The Clipper 2002 race route takes a course around the globe that makes it the longest circumnavigation race at some 34,000 miles. It passes through a wide variety of weather systems which require the full range of sailing skills, from the patience to steer through calms to flying downwind under spinnaker before a gusty tradewind to beating through the Southern Ocean around the Cape of Good Hope. The tactics are fascinating; this is real “chess with press-ups” sailing. Nature, as always, is expected to be capricious, but it's all part of the experience for myself and other crew members aboard the good ship London Sunday December 22, 2002: So, the voyage continues. I've a new skipper, a new crew and am expecting to experience a very different Christmas and new year.
It's been getting hotter, hitting the mid-90s, day and night. Sleeping is difficult whatever time you try. We have had some amazing rainstorms. It's strange getting soaked to the skin in the boiling heat. There's no need for waterproofs and we all scramble for the shower gel. The next leg of the race to the Galapagos Islands involves crossing the equator so I expect the weather to be even hotter and with even less wind.
My new skipper has new ways of doing things. We have split into a three-watch system. Typically, it runs like this over a 48-hour period. 0-3am mother watch (clean and make tea); 6-9am on deck; 3-6 pm on deck; 9pm-00 on deck. Day two: 00-3am on deck; 9-12 noon on deck; 6-9pm on deck; 9-00 mother watch.
Food this week has been exciting: fruit portions x6; cereal x3; rice x2; mash x 2; soup x2; frankfurter x1; homemade pizza x2; pasta x4; veg portions x4; spag bol x1; noodles x3.
During my time on board I've had 44 sailing days; 11.5 work days and 6.5 free days – getting knackered.
Tuesday December 24. Panama: We arrived in Panama City last night after finishing the race from Cuba to Colon, Panama on Saturday. We finished second, about two minutes behind the leader. All boats finished within two hours.
We have to wait for a slot to go through the Canal and could wait up to two days. We're on an anchor mooring so we can't get to shore. However, carrying firearms is apparently the norm in Colon so we're not trying too hard to reach dry land!
The race to Galapagos starts on December 28. We will work on the boat today, have a crew Christmas lunch tomorrow and the prize giving on the 26th.
Stop press: At 4am, we got the go-ahead to begin our passage through the Canal.
It was an amazing passage. The cost is per boat and by size. We spent $1,500, with the average vessel going through costing $47,000 – so big boats! Around 197 million litres of water is used in each of the six locks. The passage took us about 11 hours.
As some of you will know, if our first skipper had not resigned, I would have not rejoined the boat at Cuba. Our new skipper is an excellent sailor and his people skills are first class, and his coaching is excellent.
We are due to land on Hawaii on February 2, which is when I get off and head home – I have definitely not changed my mind on that one. Hope to be home mid-February.
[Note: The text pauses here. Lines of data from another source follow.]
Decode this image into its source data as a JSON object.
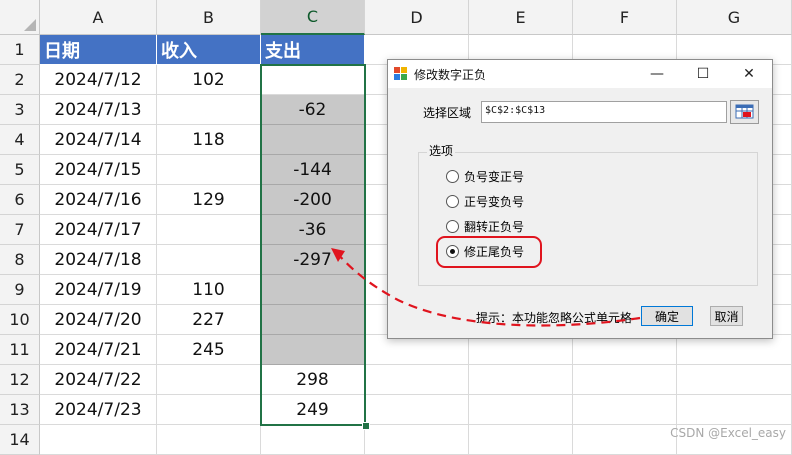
{
  "columns": [
    "A",
    "B",
    "C",
    "D",
    "E",
    "F",
    "G"
  ],
  "rows": [
    "1",
    "2",
    "3",
    "4",
    "5",
    "6",
    "7",
    "8",
    "9",
    "10",
    "11",
    "12",
    "13",
    "14"
  ],
  "header": {
    "date": "日期",
    "income": "收入",
    "expense": "支出"
  },
  "table": [
    {
      "date": "2024/7/12",
      "income": "102",
      "expense": ""
    },
    {
      "date": "2024/7/13",
      "income": "",
      "expense": "-62"
    },
    {
      "date": "2024/7/14",
      "income": "118",
      "expense": ""
    },
    {
      "date": "2024/7/15",
      "income": "",
      "expense": "-144"
    },
    {
      "date": "2024/7/16",
      "income": "129",
      "expense": "-200"
    },
    {
      "date": "2024/7/17",
      "income": "",
      "expense": "-36"
    },
    {
      "date": "2024/7/18",
      "income": "",
      "expense": "-297"
    },
    {
      "date": "2024/7/19",
      "income": "110",
      "expense": ""
    },
    {
      "date": "2024/7/20",
      "income": "227",
      "expense": ""
    },
    {
      "date": "2024/7/21",
      "income": "245",
      "expense": ""
    },
    {
      "date": "2024/7/22",
      "income": "",
      "expense": "298"
    },
    {
      "date": "2024/7/23",
      "income": "",
      "expense": "249"
    }
  ],
  "dialog": {
    "title": "修改数字正负",
    "minimize": "—",
    "maximize": "☐",
    "close": "✕",
    "range_label": "选择区域",
    "range_value": "$C$2:$C$13",
    "options_label": "选项",
    "options": [
      "负号变正号",
      "正号变负号",
      "翻转正负号",
      "修正尾负号"
    ],
    "selected_option": 3,
    "hint": "提示：本功能忽略公式单元格",
    "ok": "确定",
    "cancel": "取消"
  },
  "watermark": "CSDN @Excel_easy",
  "colors": {
    "header_fill": "#4472c4",
    "selected_fill": "#c8c8c8",
    "selection": "#217346",
    "annotation": "#e0141e"
  }
}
Anyway, Happy Christmas to you all. I will be crossing the Pacific on New Year's Eve so no fireworks, but a nice, cheap bar bill.
Monday December 30 to Thursday January 2, 2003. Galapagos: What a result, not the fact we finished second, but that we got here two days early! This will make it my longest stopover by some days more of that later.
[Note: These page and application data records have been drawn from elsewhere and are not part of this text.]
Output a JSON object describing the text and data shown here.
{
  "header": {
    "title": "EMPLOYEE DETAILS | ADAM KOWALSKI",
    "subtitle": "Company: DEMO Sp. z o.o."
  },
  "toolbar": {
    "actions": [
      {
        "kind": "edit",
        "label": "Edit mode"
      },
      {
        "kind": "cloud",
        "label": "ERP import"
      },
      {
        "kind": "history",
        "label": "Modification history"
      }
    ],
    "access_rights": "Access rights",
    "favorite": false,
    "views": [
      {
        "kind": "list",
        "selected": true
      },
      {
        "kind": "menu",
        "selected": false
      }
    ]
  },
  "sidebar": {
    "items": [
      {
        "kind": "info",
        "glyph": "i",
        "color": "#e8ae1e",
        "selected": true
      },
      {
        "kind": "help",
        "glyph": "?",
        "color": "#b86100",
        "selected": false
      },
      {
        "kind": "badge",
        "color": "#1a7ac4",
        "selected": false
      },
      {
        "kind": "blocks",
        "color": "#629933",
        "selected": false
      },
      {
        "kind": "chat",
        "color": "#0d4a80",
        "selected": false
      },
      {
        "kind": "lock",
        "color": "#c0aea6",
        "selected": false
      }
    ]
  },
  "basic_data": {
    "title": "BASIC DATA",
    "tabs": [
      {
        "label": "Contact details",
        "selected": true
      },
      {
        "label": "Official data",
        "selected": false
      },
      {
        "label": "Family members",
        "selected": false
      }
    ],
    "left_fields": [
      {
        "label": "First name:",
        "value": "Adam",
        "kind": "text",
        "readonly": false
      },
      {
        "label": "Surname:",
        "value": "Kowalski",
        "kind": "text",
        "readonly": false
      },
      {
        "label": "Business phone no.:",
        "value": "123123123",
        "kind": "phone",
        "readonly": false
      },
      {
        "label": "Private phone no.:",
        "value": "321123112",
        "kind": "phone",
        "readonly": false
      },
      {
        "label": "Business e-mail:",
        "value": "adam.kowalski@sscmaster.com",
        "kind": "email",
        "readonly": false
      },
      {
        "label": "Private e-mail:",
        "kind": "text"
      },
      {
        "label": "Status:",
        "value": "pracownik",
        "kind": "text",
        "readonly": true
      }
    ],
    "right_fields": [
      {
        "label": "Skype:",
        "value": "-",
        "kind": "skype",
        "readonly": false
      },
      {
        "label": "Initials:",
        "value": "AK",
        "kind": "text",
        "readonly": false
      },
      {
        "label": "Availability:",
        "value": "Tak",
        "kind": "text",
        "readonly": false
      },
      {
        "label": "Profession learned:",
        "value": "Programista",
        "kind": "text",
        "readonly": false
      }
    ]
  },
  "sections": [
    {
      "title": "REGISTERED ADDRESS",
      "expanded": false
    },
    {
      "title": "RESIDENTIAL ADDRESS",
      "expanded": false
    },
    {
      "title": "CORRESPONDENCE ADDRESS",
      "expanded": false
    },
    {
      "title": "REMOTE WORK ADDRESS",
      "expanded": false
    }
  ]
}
The weather has been different than planned. Sailing through the Doldrums is meant to be a nightmare but we only had nine hours of little wind and only four of those with no wind. Other boats have still have not arrived, having been stuck in 'wind holes' for days.
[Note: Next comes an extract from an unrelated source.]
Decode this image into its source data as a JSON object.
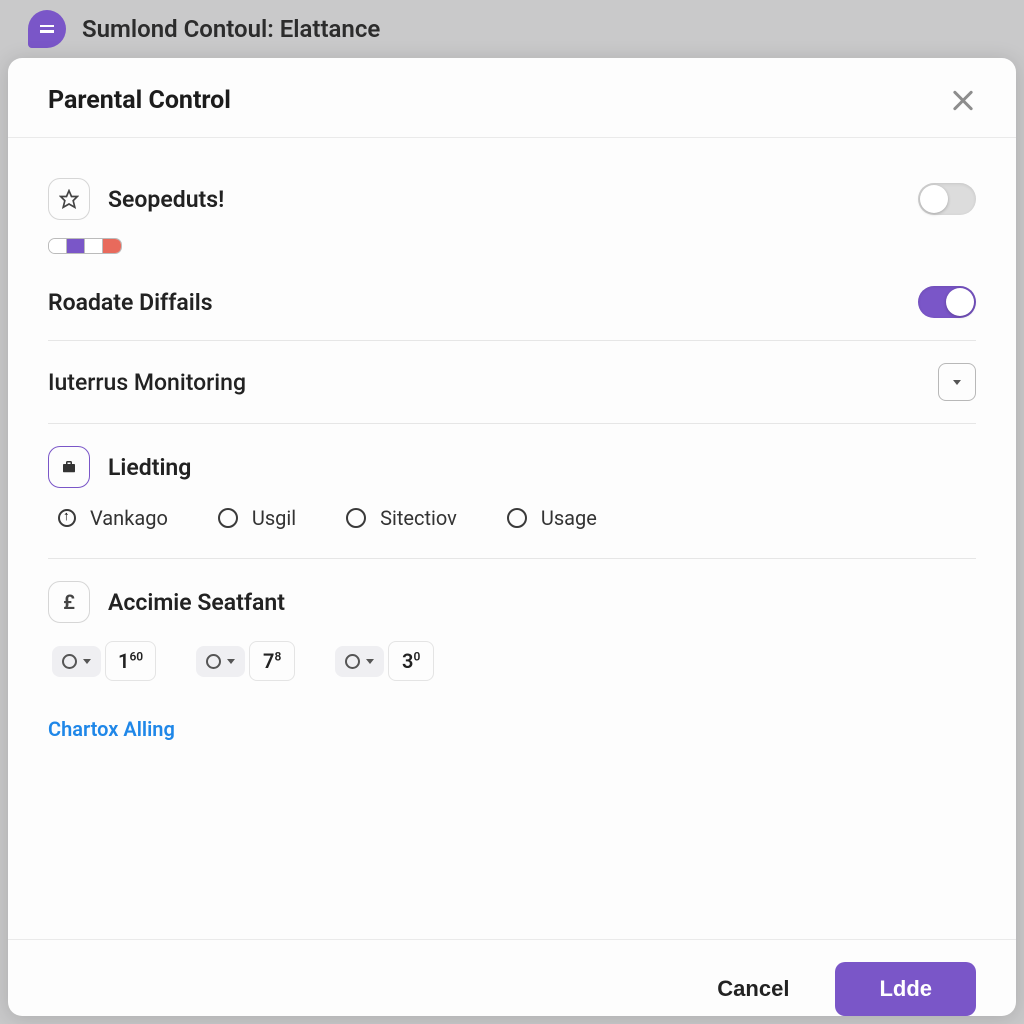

Our tactics from the start were to head south to use currents and better wind. Two other boats followed us and we all arrived on January 2 within two hours. The other boats went southwest as it's the most direct route. Been cloudy all the way here which dulled the sun and heat and gave good winds, 20 knots most of time.
Saw the two other boats during the leg which was a real reminder of what we're doing. We came within 300 yards of one. With the other boats so close concentration levels were high. This all adds to the overall exhaustion we are feeling.
The sun broke through on the last day to be blisteringly hot. We are now 1,000 miles south from Panama so the sun is much stronger. We have experienced amazing rainstorms again including scary lightning one night. Our skipper assured us if we got hit, we would be all right as the boat is 'earthed'. Some of us remained worried, In one three-hour shift on Monday, I saw sealife including whales, tuna, marlin, dolphins, sharks – incredible, but it has put me off swimming in the sea again.
Food exciting again this week. So far I've had cereal x2; fruit portions x9; spag bol x1; seafood pasta x1; pot noodle x3; mash x1; dried mince x1 and rice x1. Roll on Hawaii!
Follow the race at www.clipper-ventures.comû